‘Later – A second experiment with the Stiger Vortex guns was made at half-past four this afternoon, but without any visible results. An accident happened to two of the guns, one stationed at Mr Ormiston’s paddock, and the other at Mr Spence’s residence; each of these guns had a large piece of iron blown out of the sides, making them worthless…’
[Slams down paper, takes up pen]
To the editor, Brisbane Courier, dear sir… Read MoreWragge
forecast: 1 January 1901
The day had been hot, the air hung ‘heavy and dead’; but as evening approached, ‘ominous-looking clouds’ swept over the city, and a thundery change seemed imminent. On this, the last day of the nineteenth century, as Australia prepared to celebrate its birth as a nation, the people of Sydney looked to the weather. ‘The keenest dread is that Proclamation Day will be wet’, the Age reported, ‘“Will it rain?” is the question in everybody’s mouth’.1
The storm broke shortly after 7 o’clock. Fierce winds and heavy rains battered the city’s festive finery, toppling some flags and hoardings, and making ‘rather a sorry sight’ of the buntings. As drizzle continued on into the night, the Government Astronomer, H.C. Russell, offered calm reassurance: ‘Prospects are strongly in favor of fine weather for our natal day’.2

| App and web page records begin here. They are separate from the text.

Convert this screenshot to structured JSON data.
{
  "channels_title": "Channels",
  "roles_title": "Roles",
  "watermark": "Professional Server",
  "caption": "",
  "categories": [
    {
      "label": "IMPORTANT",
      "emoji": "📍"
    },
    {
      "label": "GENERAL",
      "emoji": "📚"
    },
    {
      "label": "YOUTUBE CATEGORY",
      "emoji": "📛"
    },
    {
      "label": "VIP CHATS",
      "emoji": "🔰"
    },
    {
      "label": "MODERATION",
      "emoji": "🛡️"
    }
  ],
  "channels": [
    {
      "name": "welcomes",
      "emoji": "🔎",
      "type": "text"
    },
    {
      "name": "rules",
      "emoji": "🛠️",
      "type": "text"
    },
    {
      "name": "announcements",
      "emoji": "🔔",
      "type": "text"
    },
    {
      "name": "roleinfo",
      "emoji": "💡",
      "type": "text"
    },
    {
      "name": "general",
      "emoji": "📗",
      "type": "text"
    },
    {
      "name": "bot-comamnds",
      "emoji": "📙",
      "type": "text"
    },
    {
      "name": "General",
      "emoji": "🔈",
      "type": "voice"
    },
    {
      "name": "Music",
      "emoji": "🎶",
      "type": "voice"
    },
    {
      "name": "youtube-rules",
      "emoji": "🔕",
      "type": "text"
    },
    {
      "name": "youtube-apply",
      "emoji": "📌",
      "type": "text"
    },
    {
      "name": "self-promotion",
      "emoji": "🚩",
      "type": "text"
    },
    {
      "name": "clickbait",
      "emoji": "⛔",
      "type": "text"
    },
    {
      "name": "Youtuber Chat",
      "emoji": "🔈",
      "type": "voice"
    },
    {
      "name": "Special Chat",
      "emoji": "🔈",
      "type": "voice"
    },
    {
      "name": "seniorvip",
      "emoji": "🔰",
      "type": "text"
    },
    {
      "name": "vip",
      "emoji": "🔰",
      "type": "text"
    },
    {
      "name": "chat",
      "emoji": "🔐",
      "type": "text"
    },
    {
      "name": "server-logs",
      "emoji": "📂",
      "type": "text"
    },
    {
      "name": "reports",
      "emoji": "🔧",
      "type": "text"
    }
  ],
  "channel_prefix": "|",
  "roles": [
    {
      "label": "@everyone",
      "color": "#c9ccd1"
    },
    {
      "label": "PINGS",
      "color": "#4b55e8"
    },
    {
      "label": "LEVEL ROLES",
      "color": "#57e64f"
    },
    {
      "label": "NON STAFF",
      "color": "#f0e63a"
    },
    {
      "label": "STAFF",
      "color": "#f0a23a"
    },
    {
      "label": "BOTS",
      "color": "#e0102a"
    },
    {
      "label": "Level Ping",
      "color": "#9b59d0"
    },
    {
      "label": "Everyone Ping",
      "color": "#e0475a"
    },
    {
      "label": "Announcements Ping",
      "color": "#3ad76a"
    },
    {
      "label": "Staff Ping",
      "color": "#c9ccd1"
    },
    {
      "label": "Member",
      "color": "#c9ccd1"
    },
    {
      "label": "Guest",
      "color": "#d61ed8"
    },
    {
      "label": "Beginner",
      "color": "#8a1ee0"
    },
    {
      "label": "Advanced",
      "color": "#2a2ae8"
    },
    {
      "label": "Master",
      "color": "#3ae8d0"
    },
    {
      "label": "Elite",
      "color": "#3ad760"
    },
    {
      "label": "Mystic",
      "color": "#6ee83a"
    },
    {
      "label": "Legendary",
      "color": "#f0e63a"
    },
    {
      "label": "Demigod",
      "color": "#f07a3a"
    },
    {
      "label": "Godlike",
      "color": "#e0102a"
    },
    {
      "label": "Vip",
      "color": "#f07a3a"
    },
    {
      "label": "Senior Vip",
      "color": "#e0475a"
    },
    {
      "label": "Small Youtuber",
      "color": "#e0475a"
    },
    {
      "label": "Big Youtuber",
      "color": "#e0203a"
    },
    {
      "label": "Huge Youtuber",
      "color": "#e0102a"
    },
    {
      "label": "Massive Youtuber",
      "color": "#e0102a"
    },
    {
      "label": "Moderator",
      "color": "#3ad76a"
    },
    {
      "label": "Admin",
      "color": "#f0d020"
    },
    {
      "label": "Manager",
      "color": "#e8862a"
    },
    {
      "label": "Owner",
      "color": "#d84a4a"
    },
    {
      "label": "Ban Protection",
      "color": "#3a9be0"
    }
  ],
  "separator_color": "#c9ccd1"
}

Despite Russell’s confident prediction, 1 January 1901 dawned uncertain. ‘Overhanging clouds and portending thunder’ threatened to mar the procession that was assembling in the Domain. But just before the parade marched off on its triumphant journey towards the inauguration ceremony, the cloud cover began to break. Suddenly, the sun ‘burst forth’, flooding the scene with new colour and life: ‘His beams were never before half so welcome’, remarked the Age. Soon, an ‘invigorating southerly breeze’ arose, rustling the banners and the flags, freshening the air. The weather, it seemed, had succumbed to the sense of occasion. ‘The new nation was awakening’, the Age continued, ‘and with it inanimate nature was springing into renewed beauty and life’.3 Read MoreA climate for a nation
- Age, 1 January 1901, p5; Daily Telegraph, 1 January 1901, p. 5. [↩]
- Daily Telegraph, 1 January 1901, p. 5; Age, 1 January 1901, p. 6. See also Helen Irving, To constitute a nation: a cultural history of Australia’s constitution, Cambridge University Press, Cambridge, 1999, pp. 16-17 [↩]
- Age, 2 January 1901, p. 5 [↩]
the charleville rainmaker
Cloudy skies at last! On 26 September 1902, the drought-wearied residents of Charleville looked to the heavens with new hope. They knew, of course, that clouds offered no certainty of rain; too often before they had watched them drift on, merely taunting with the possibility of relief. But this time the people of Charleville had science on their side. They were going to make it rain.
Stationed around the town were six Stiger Vortex guns, their long, funnel-shaped barrels aimed skywards. At noon the guns were manned, and at the direction of the Mayor, ten shots were ‘fired from each in quick succession’. A few drops of rain fell, but nothing more until two o’clock, when there was a light shower. The drought had not been broken, but it seemed an encouraging start. Perhaps, it was suggested, the prevailing strong winds had ‘interfered with the force of the vortices’.1
Later that afternoon, the experiment was repeated. This time there was no rain. Nothing. Moreover, two of the guns exploded, rendering them unusable. No-one was injured, but the experiment had clearly failed. There would be no more rain. The clouds again moved on, while the would-be rainmakers succumbed to disappointment and recrimination.2 Read MoreThe weather prophets